#### Available data
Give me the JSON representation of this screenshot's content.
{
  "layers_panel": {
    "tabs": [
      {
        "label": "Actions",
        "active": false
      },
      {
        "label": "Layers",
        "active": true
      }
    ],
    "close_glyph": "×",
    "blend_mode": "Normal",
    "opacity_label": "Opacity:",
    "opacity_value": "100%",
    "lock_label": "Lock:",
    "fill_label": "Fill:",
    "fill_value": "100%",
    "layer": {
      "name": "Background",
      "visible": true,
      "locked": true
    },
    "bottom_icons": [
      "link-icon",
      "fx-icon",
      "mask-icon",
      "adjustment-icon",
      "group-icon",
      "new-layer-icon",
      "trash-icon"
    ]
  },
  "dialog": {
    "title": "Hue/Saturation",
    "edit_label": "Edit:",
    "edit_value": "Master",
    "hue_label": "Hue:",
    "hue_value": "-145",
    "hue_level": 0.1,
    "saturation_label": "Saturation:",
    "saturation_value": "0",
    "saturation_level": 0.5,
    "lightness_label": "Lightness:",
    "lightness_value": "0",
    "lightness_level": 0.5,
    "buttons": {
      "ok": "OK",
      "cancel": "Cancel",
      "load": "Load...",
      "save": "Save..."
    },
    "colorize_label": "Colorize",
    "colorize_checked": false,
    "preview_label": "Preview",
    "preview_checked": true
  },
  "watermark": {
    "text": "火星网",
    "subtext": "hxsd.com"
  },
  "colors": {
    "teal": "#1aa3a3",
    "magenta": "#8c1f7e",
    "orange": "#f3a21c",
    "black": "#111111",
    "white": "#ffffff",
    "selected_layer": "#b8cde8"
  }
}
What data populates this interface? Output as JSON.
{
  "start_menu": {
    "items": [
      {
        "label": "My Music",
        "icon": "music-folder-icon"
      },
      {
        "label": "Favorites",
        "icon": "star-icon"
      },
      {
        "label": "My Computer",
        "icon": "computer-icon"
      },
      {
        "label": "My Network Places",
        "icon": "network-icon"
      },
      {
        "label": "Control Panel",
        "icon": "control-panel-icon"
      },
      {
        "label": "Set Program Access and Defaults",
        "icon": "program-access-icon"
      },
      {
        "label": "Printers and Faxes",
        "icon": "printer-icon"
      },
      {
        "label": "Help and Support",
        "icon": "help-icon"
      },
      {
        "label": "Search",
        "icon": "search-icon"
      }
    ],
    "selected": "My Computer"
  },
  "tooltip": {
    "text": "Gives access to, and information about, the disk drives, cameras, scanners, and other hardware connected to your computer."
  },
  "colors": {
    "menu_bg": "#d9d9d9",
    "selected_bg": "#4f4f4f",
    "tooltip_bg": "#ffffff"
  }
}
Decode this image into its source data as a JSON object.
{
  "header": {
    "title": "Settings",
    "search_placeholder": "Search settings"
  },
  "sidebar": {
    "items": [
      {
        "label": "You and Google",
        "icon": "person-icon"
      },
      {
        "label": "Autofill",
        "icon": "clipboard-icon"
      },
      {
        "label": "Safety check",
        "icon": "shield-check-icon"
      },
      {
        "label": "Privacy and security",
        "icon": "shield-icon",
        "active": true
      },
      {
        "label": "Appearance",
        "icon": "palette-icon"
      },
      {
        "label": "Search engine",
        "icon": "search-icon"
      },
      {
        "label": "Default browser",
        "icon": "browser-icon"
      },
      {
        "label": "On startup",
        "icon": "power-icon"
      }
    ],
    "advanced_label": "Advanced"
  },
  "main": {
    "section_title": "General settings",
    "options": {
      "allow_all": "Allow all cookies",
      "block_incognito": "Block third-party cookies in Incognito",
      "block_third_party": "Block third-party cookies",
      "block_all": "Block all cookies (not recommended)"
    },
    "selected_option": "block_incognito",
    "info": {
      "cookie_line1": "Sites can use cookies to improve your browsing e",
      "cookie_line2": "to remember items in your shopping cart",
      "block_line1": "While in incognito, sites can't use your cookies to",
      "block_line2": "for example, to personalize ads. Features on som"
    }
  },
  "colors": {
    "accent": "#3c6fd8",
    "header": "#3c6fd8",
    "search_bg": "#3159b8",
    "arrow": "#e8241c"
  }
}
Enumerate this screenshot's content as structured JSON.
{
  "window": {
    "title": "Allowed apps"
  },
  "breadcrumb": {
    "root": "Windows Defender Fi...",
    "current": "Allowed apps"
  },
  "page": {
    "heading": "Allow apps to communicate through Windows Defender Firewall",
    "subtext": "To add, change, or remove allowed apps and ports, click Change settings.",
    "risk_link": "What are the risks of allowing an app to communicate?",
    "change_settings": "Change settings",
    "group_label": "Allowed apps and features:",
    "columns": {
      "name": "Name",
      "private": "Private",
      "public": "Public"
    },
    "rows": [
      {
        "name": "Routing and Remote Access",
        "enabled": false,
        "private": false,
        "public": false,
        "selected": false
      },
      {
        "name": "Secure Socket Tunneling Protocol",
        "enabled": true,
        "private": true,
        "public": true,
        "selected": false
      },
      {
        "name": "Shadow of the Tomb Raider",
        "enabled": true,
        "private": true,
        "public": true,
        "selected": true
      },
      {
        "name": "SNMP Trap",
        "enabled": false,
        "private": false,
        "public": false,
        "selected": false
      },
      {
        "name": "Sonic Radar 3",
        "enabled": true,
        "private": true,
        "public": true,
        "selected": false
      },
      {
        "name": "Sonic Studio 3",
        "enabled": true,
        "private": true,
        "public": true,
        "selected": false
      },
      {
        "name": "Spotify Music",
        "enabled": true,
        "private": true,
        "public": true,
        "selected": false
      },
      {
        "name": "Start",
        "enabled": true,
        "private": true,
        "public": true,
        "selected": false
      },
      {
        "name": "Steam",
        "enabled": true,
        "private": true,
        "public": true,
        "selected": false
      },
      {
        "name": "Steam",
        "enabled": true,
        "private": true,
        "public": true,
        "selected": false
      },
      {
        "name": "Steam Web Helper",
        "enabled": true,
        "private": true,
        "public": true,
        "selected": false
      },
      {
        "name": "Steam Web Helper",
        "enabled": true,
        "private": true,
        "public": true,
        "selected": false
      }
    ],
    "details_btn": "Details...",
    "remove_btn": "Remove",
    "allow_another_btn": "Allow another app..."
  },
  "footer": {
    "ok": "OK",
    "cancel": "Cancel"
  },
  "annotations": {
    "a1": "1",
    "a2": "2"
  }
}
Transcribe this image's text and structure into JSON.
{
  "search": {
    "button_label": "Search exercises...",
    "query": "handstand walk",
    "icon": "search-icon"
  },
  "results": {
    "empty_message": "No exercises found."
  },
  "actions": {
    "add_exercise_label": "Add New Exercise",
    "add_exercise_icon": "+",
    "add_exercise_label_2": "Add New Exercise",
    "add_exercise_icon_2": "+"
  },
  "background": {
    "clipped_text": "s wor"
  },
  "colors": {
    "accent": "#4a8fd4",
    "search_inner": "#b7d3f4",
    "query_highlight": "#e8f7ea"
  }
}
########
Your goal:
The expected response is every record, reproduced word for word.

Answer space:
Give me the JSON representation of this screenshot's content.
{
  "layers_panel": {
    "tabs": [
      {
        "label": "Actions",
        "active": false
      },
      {
        "label": "Layers",
        "active": true
      }
    ],
    "close_glyph": "×",
    "blend_mode": "Normal",
    "opacity_label": "Opacity:",
    "opacity_value": "100%",
    "lock_label": "Lock:",
    "fill_label": "Fill:",
    "fill_value": "100%",
    "layer": {
      "name": "Background",
      "visible": true,
      "locked": true
    },
    "bottom_icons": [
      "link-icon",
      "fx-icon",
      "mask-icon",
      "adjustment-icon",
      "group-icon",
      "new-layer-icon",
      "trash-icon"
    ]
  },
  "dialog": {
    "title": "Hue/Saturation",
    "edit_label": "Edit:",
    "edit_value": "Master",
    "hue_label": "Hue:",
    "hue_value": "-145",
    "hue_level": 0.1,
    "saturation_label": "Saturation:",
    "saturation_value": "0",
    "saturation_level": 0.5,
    "lightness_label": "Lightness:",
    "lightness_value": "0",
    "lightness_level": 0.5,
    "buttons": {
      "ok": "OK",
      "cancel": "Cancel",
      "load": "Load...",
      "save": "Save..."
    },
    "colorize_label": "Colorize",
    "colorize_checked": false,
    "preview_label": "Preview",
    "preview_checked": true
  },
  "watermark": {
    "text": "火星网",
    "subtext": "hxsd.com"
  },
  "colors": {
    "teal": "#1aa3a3",
    "magenta": "#8c1f7e",
    "orange": "#f3a21c",
    "black": "#111111",
    "white": "#ffffff",
    "selected_layer": "#b8cde8"
  }
}
What data populates this interface? Output as JSON.
{
  "start_menu": {
    "items": [
      {
        "label": "My Music",
        "icon": "music-folder-icon"
      },
      {
        "label": "Favorites",
        "icon": "star-icon"
      },
      {
        "label": "My Computer",
        "icon": "computer-icon"
      },
      {
        "label": "My Network Places",
        "icon": "network-icon"
      },
      {
        "label": "Control Panel",
        "icon": "control-panel-icon"
      },
      {
        "label": "Set Program Access and Defaults",
        "icon": "program-access-icon"
      },
      {
        "label": "Printers and Faxes",
        "icon": "printer-icon"
      },
      {
        "label": "Help and Support",
        "icon": "help-icon"
      },
      {
        "label": "Search",
        "icon": "search-icon"
      }
    ],
    "selected": "My Computer"
  },
  "tooltip": {
    "text": "Gives access to, and information about, the disk drives, cameras, scanners, and other hardware connected to your computer."
  },
  "colors": {
    "menu_bg": "#d9d9d9",
    "selected_bg": "#4f4f4f",
    "tooltip_bg": "#ffffff"
  }
}
Decode this image into its source data as a JSON object.
{
  "header": {
    "title": "Settings",
    "search_placeholder": "Search settings"
  },
  "sidebar": {
    "items": [
      {
        "label": "You and Google",
        "icon": "person-icon"
      },
      {
        "label": "Autofill",
        "icon": "clipboard-icon"
      },
      {
        "label": "Safety check",
        "icon": "shield-check-icon"
      },
      {
        "label": "Privacy and security",
        "icon": "shield-icon",
        "active": true
      },
      {
        "label": "Appearance",
        "icon": "palette-icon"
      },
      {
        "label": "Search engine",
        "icon": "search-icon"
      },
      {
        "label": "Default browser",
        "icon": "browser-icon"
      },
      {
        "label": "On startup",
        "icon": "power-icon"
      }
    ],
    "advanced_label": "Advanced"
  },
  "main": {
    "section_title": "General settings",
    "options": {
      "allow_all": "Allow all cookies",
      "block_incognito": "Block third-party cookies in Incognito",
      "block_third_party": "Block third-party cookies",
      "block_all": "Block all cookies (not recommended)"
    },
    "selected_option": "block_incognito",
    "info": {
      "cookie_line1": "Sites can use cookies to improve your browsing e",
      "cookie_line2": "to remember items in your shopping cart",
      "block_line1": "While in incognito, sites can't use your cookies to",
      "block_line2": "for example, to personalize ads. Features on som"
    }
  },
  "colors": {
    "accent": "#3c6fd8",
    "header": "#3c6fd8",
    "search_bg": "#3159b8",
    "arrow": "#e8241c"
  }
}
Enumerate this screenshot's content as structured JSON.
{
  "window": {
    "title": "Allowed apps"
  },
  "breadcrumb": {
    "root": "Windows Defender Fi...",
    "current": "Allowed apps"
  },
  "page": {
    "heading": "Allow apps to communicate through Windows Defender Firewall",
    "subtext": "To add, change, or remove allowed apps and ports, click Change settings.",
    "risk_link": "What are the risks of allowing an app to communicate?",
    "change_settings": "Change settings",
    "group_label": "Allowed apps and features:",
    "columns": {
      "name": "Name",
      "private": "Private",
      "public": "Public"
    },
    "rows": [
      {
        "name": "Routing and Remote Access",
        "enabled": false,
        "private": false,
        "public": false,
        "selected": false
      },
      {
        "name": "Secure Socket Tunneling Protocol",
        "enabled": true,
        "private": true,
        "public": true,
        "selected": false
      },
      {
        "name": "Shadow of the Tomb Raider",
        "enabled": true,
        "private": true,
        "public": true,
        "selected": true
      },
      {
        "name": "SNMP Trap",
        "enabled": false,
        "private": false,
        "public": false,
        "selected": false
      },
      {
        "name": "Sonic Radar 3",
        "enabled": true,
        "private": true,
        "public": true,
        "selected": false
      },
      {
        "name": "Sonic Studio 3",
        "enabled": true,
        "private": true,
        "public": true,
        "selected": false
      },
      {
        "name": "Spotify Music",
        "enabled": true,
        "private": true,
        "public": true,
        "selected": false
      },
      {
        "name": "Start",
        "enabled": true,
        "private": true,
        "public": true,
        "selected": false
      },
      {
        "name": "Steam",
        "enabled": true,
        "private": true,
        "public": true,
        "selected": false
      },
      {
        "name": "Steam",
        "enabled": true,
        "private": true,
        "public": true,
        "selected": false
      },
      {
        "name": "Steam Web Helper",
        "enabled": true,
        "private": true,
        "public": true,
        "selected": false
      },
      {
        "name": "Steam Web Helper",
        "enabled": true,
        "private": true,
        "public": true,
        "selected": false
      }
    ],
    "details_btn": "Details...",
    "remove_btn": "Remove",
    "allow_another_btn": "Allow another app..."
  },
  "footer": {
    "ok": "OK",
    "cancel": "Cancel"
  },
  "annotations": {
    "a1": "1",
    "a2": "2"
  }
}
Transcribe this image's text and structure into JSON.
{
  "search": {
    "button_label": "Search exercises...",
    "query": "handstand walk",
    "icon": "search-icon"
  },
  "results": {
    "empty_message": "No exercises found."
  },
  "actions": {
    "add_exercise_label": "Add New Exercise",
    "add_exercise_icon": "+",
    "add_exercise_label_2": "Add New Exercise",
    "add_exercise_icon_2": "+"
  },
  "background": {
    "clipped_text": "s wor"
  },
  "colors": {
    "accent": "#4a8fd4",
    "search_inner": "#b7d3f4",
    "query_highlight": "#e8f7ea"
  }
}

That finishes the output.